3. In March and April 2000 the Ministry of Economic Development consulted with creative-industries stakeholders on the Government's proposal to introduce parallel-importing bans for creative-industries products. On the basis of that consultation, the Ministry reported to Government that there was insufficient evidence to suggest that parallel-importing bans on these products would achieve the Government's policy objective of encouraging more international investment in, and overseas promotion of, New Zealand creative talent.
4. The majority of the arguments made in submissions by advocates of the proposed parallel-importing bans related to concerns other than the Government's cultural industries development objective, which was the basis on which the Government undertook to review parallel importing for the creative industries.
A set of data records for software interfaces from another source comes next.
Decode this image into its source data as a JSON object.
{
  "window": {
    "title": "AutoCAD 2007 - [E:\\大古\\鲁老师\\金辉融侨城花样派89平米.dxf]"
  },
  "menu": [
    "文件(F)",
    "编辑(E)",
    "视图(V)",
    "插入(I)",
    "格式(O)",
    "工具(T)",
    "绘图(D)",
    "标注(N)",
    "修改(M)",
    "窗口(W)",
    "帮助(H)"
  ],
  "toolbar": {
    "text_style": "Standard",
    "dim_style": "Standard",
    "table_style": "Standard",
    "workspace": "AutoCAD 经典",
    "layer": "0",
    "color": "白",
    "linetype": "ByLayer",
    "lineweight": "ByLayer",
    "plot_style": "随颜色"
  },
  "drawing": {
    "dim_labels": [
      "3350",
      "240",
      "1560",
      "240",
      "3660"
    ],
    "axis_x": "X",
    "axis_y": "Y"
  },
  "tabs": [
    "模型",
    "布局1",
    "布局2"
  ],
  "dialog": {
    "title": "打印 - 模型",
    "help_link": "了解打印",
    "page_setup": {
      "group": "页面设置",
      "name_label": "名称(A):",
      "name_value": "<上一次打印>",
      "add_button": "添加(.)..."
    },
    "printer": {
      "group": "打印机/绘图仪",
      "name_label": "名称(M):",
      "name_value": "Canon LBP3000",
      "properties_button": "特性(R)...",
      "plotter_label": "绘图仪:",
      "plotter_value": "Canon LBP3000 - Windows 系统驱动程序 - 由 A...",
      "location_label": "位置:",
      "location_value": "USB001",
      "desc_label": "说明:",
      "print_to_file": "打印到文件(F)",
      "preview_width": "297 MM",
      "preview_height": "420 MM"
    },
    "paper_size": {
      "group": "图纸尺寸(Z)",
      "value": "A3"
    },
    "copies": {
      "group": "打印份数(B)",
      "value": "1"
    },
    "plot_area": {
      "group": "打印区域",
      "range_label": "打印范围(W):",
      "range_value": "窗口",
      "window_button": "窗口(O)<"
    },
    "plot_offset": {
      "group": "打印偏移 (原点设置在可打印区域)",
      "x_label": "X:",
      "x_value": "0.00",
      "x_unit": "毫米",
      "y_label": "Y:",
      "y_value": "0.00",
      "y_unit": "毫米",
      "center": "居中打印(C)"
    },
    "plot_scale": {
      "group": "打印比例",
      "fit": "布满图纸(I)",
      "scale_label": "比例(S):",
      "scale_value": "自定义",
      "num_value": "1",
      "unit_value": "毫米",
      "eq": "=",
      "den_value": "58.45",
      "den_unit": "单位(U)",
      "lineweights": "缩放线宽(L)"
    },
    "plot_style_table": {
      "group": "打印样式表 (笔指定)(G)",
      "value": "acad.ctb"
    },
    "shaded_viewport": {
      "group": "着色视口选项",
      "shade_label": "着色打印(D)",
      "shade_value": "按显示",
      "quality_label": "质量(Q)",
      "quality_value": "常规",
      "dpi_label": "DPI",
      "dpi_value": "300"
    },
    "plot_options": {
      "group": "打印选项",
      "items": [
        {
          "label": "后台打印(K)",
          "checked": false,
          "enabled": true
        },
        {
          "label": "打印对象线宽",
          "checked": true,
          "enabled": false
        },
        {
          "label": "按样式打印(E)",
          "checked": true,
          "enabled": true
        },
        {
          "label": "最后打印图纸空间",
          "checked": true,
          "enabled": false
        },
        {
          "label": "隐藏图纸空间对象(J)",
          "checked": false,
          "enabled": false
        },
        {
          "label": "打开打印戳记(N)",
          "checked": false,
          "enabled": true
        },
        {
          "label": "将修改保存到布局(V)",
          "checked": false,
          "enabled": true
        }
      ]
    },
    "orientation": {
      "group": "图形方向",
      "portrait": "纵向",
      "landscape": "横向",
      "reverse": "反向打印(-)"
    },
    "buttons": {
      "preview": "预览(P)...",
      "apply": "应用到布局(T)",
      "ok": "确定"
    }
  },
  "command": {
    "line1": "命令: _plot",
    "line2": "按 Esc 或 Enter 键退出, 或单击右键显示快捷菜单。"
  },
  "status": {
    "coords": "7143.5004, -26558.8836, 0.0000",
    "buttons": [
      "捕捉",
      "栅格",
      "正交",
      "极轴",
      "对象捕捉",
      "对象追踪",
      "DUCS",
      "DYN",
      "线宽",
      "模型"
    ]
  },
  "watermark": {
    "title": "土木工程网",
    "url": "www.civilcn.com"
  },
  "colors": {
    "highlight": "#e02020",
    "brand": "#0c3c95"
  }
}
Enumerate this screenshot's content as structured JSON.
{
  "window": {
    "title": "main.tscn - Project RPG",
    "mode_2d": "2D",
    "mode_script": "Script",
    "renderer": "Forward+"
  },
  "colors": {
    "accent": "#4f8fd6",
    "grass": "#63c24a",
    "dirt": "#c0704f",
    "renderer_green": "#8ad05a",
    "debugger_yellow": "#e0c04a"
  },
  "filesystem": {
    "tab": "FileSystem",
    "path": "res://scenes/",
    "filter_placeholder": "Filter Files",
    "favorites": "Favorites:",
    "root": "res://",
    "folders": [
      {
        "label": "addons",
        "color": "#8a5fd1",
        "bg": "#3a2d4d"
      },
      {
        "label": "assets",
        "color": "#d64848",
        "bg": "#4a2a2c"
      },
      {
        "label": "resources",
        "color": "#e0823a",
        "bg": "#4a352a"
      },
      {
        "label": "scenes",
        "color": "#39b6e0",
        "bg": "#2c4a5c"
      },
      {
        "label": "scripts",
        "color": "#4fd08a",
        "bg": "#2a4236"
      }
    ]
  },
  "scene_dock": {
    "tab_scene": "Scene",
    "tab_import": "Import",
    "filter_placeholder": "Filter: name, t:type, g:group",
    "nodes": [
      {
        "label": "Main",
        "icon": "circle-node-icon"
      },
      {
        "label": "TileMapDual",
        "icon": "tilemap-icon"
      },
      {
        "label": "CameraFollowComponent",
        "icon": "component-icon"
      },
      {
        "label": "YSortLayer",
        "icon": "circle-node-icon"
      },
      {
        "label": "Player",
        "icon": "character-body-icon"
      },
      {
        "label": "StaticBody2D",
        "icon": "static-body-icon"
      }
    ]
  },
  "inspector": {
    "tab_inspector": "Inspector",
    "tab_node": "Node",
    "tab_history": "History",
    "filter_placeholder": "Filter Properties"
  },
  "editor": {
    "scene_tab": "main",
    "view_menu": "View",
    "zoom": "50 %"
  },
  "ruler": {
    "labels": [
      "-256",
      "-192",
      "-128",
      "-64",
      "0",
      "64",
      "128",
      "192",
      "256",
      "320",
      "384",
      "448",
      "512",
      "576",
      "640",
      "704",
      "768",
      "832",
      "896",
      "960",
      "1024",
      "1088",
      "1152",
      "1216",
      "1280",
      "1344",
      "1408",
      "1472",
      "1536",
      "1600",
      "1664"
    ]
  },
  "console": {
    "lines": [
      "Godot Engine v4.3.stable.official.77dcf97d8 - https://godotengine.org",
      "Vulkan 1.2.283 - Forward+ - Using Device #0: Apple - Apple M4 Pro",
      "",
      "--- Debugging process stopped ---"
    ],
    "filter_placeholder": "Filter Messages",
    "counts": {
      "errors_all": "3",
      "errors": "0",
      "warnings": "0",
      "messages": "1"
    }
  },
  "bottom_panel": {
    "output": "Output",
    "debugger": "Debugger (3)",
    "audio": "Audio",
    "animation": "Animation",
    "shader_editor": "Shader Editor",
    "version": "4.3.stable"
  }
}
These included arguments that parallel-importing restrictions are required to combat piracy, to remove the possibility of New Zealand books being imported from other countries, and to prevent the rental of motion picture DVDs not officially released in New Zealand.
5. Consumer groups, libraries, educational institutions, and local Internet retailers expressed concerns about the adverse impacts of parallel-importing restrictions. They argued that the restrictions would result in increased prices, fewer titles available from local retailers, and (possibly) longer waiting times for new-release titles. These concerns are, to some degree, supported by contentions that the threat of parallel importing has resulted in New Zealand retail prices for books, music and software remaining steady despite a depreciating exchange rate. It also appears that the ability to parallel-import titles has contributed to the availability of a wider range of titles, earlier release dates, and improved service from distributors.
6. The implications of new technologies and changing consumer behaviour also need to be considered in determining the effectiveness of parallel-importing bans - both for achieving the Government's policy objective and for restraining parallel trade. The potential for greater use of Internet mail ordering, new formats for recording and storing creative works, and the development of electronic distribution of copyright goods are all relevant.
7. A key concern cited in many submissions related to the presence of pirated material in New Zealand. Piracy is a separate issue from parallel importing, and separate initiatives are underway to directly address these concerns. Strengthened anti-piracy and anti-counterfeiting measures are to be included in a new Trade Marks Bill that will be introduced to Parliament in 2001. The Government is also examining whether a reversal in the onus of proof in civil copyright-infringement proceedings will assist right holders in taking actions against suspected pirated material. In addition, publicity campaigns are planned to increase awareness about the theft of intellectual property in general, and about border-enforcement assistance offered by the New Zealand Customs Service.
8. Submissions are invited from creative-industries stakeholders and other interested groups and individuals on the proposed parallel-importing bans, the Ministry's comments on arguments made in support of the ban, the potential effects of parallel-importing restrictions, and the anti-piracy initiatives under development. The closing date for submissions is Friday 30 March 2001.